Wording - 4/5 The wording don't have obvious flaws but is not perfect.--Lord Dhazriel 13:05, 11 February 2009 (MST)
Flavor - 4/5 I like the flavor of the class, but nothing overly original.--Lord Dhazriel 13:05, 11 February 2009 (MST)
For Your Consideration
First off, I'm going to agree with everyone else and say that two points of DR per level for Adamantine Skin is quite high. Lowering it to 1 point would help with the balance while still offering a strong defense, since even heavy adamantine armor only offers a DR bonus of 3. In another direction entirely, you could offer him a natural armor bonus or ability score increases to show his increasing power.

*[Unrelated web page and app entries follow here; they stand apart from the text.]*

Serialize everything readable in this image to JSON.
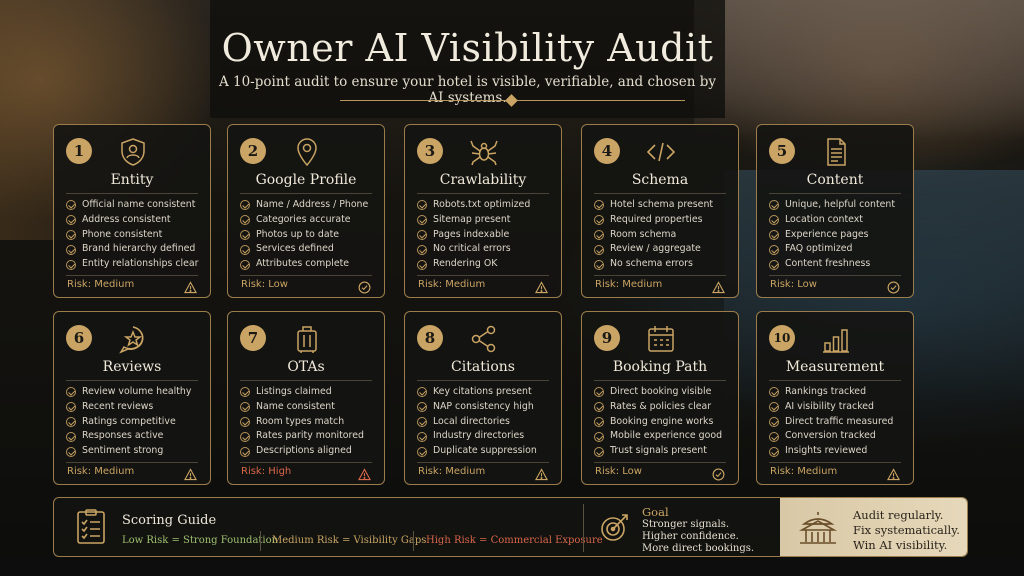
{
  "header": {
    "title": "Owner AI Visibility Audit",
    "subtitle": "A 10-point audit to ensure your hotel is visible, verifiable, and chosen by AI systems."
  },
  "colors": {
    "accent_gold": "#c9a464",
    "risk_low": "#9ec06f",
    "risk_medium": "#c9a464",
    "risk_high": "#d8664a"
  },
  "cards": [
    {
      "number": "1",
      "title": "Entity",
      "icon": "shield-person-icon",
      "items": [
        "Official name consistent",
        "Address consistent",
        "Phone consistent",
        "Brand hierarchy defined",
        "Entity relationships clear"
      ],
      "risk": "Risk: Medium",
      "risk_icon": "warning-icon"
    },
    {
      "number": "2",
      "title": "Google Profile",
      "icon": "map-pin-icon",
      "items": [
        "Name / Address / Phone",
        "Categories accurate",
        "Photos up to date",
        "Services defined",
        "Attributes complete"
      ],
      "risk": "Risk: Low",
      "risk_icon": "check-circle-icon"
    },
    {
      "number": "3",
      "title": "Crawlability",
      "icon": "spider-icon",
      "items": [
        "Robots.txt optimized",
        "Sitemap present",
        "Pages indexable",
        "No critical errors",
        "Rendering OK"
      ],
      "risk": "Risk: Medium",
      "risk_icon": "warning-icon"
    },
    {
      "number": "4",
      "title": "Schema",
      "icon": "code-icon",
      "items": [
        "Hotel schema present",
        "Required properties",
        "Room schema",
        "Review / aggregate",
        "No schema errors"
      ],
      "risk": "Risk: Medium",
      "risk_icon": "warning-icon"
    },
    {
      "number": "5",
      "title": "Content",
      "icon": "document-icon",
      "items": [
        "Unique, helpful content",
        "Location context",
        "Experience pages",
        "FAQ optimized",
        "Content freshness"
      ],
      "risk": "Risk: Low",
      "risk_icon": "check-circle-icon"
    },
    {
      "number": "6",
      "title": "Reviews",
      "icon": "star-bubble-icon",
      "items": [
        "Review volume healthy",
        "Recent reviews",
        "Ratings competitive",
        "Responses active",
        "Sentiment strong"
      ],
      "risk": "Risk: Medium",
      "risk_icon": "warning-icon"
    },
    {
      "number": "7",
      "title": "OTAs",
      "icon": "luggage-icon",
      "items": [
        "Listings claimed",
        "Name consistent",
        "Room types match",
        "Rates parity monitored",
        "Descriptions aligned"
      ],
      "risk": "Risk: High",
      "risk_icon": "warning-icon"
    },
    {
      "number": "8",
      "title": "Citations",
      "icon": "share-icon",
      "items": [
        "Key citations present",
        "NAP consistency high",
        "Local directories",
        "Industry directories",
        "Duplicate suppression"
      ],
      "risk": "Risk: Medium",
      "risk_icon": "warning-icon"
    },
    {
      "number": "9",
      "title": "Booking Path",
      "icon": "calendar-icon",
      "items": [
        "Direct booking visible",
        "Rates & policies clear",
        "Booking engine works",
        "Mobile experience good",
        "Trust signals present"
      ],
      "risk": "Risk: Low",
      "risk_icon": "check-circle-icon"
    },
    {
      "number": "10",
      "title": "Measurement",
      "icon": "bar-chart-icon",
      "items": [
        "Rankings tracked",
        "AI visibility tracked",
        "Direct traffic measured",
        "Conversion tracked",
        "Insights reviewed"
      ],
      "risk": "Risk: Medium",
      "risk_icon": "warning-icon"
    }
  ],
  "footer": {
    "scoring_title": "Scoring Guide",
    "scoring_icon": "checklist-icon",
    "low": "Low Risk = Strong Foundation",
    "medium": "Medium Risk = Visibility Gaps",
    "high": "High Risk = Commercial Exposure",
    "goal_icon": "target-icon",
    "goal_title": "Goal",
    "goal_lines": [
      "Stronger signals.",
      "Higher confidence.",
      "More direct bookings."
    ],
    "cta_icon": "pavilion-icon",
    "cta_lines": [
      "Audit regularly.",
      "Fix systematically.",
      "Win AI visibility."
    ]
  }
}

Adamantine Body is an interesting idea, but I think if he chooses to reroll the die then he should be forced to take the second result even if it is worse than the first result. That might make people think twice before rerolling for every single class-related die.
Adamantine Perfection seems cool, but I would suggest making him an altered construct instead of an outsider, giving him many similar traits and immunities while also making more sense (in my mind) for a person made of metal. The Greenstar Adept prestige class (from Complete Arcane) could be used for ideas; it's for spellcasters but it's generally a similar premise. -ThunderGod Cid 09:42, 14 February 2009 (MST)
I don't think that DR 10/adamantine after 5 levels is too strong. At level 20, taking 10 less damage from attacks isn't superb.
As an aside, why isn't Adamantine Intracability labeled 'improved evasion', seeing as that's what it is? Apart from the exception about non-adamantine equipment, that is.--Scarge 05:01, 17 December 2011 (MST)
Consorting with Chaos
This really needs better definition. As written, it could be easily ruled that simply being in an adventuring party with Chaotic characters could result in your character being stripped of their powers (and having to vomit and excrete adamantine, which is really pretty awful). Not even a paladin's code of conduct is this strict; in its current form the the restriction is too easy to break unless you can guarantee that the rest of your party is Neutral or Lawful. Atypicaloracle 10:36, 25 May 2010 (UTC)
I know it might be a bit frivolous to say so here, but I found the "You have erred. " to be highly amusing.
Just the blunt, matter of fact ness.